(Website and app data records)
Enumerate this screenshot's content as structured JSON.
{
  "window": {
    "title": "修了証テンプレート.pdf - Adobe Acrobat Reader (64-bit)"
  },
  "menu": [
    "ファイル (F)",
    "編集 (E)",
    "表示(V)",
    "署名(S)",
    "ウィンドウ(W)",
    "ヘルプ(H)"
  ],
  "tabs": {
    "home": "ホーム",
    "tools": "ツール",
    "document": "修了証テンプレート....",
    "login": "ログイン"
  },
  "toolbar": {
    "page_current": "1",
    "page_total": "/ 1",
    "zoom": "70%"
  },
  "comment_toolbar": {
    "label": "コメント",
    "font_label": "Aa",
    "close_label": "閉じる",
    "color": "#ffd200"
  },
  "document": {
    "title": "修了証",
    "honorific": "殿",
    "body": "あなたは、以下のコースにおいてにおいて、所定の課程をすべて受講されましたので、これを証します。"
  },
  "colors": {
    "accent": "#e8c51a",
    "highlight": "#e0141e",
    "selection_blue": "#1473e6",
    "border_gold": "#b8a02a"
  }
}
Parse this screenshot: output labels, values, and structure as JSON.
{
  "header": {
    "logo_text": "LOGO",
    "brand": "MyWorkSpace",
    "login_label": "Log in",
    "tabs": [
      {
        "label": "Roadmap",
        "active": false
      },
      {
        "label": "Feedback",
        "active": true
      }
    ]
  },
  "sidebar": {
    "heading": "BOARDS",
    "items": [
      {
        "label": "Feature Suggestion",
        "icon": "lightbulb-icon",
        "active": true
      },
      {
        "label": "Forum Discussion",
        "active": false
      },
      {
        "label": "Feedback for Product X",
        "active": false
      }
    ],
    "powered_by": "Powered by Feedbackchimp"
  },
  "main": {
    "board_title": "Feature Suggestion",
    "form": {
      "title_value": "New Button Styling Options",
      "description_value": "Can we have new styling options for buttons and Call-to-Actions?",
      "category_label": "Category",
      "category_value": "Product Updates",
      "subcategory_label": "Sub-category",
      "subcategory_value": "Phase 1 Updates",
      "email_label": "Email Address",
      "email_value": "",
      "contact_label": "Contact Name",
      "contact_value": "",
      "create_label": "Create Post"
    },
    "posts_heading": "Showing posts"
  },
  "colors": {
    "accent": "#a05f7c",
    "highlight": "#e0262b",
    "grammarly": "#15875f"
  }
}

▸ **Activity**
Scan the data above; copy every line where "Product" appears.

▸ **Response to the task**
        "label": "Feedback for Product X",
      "category_value": "Product Updates",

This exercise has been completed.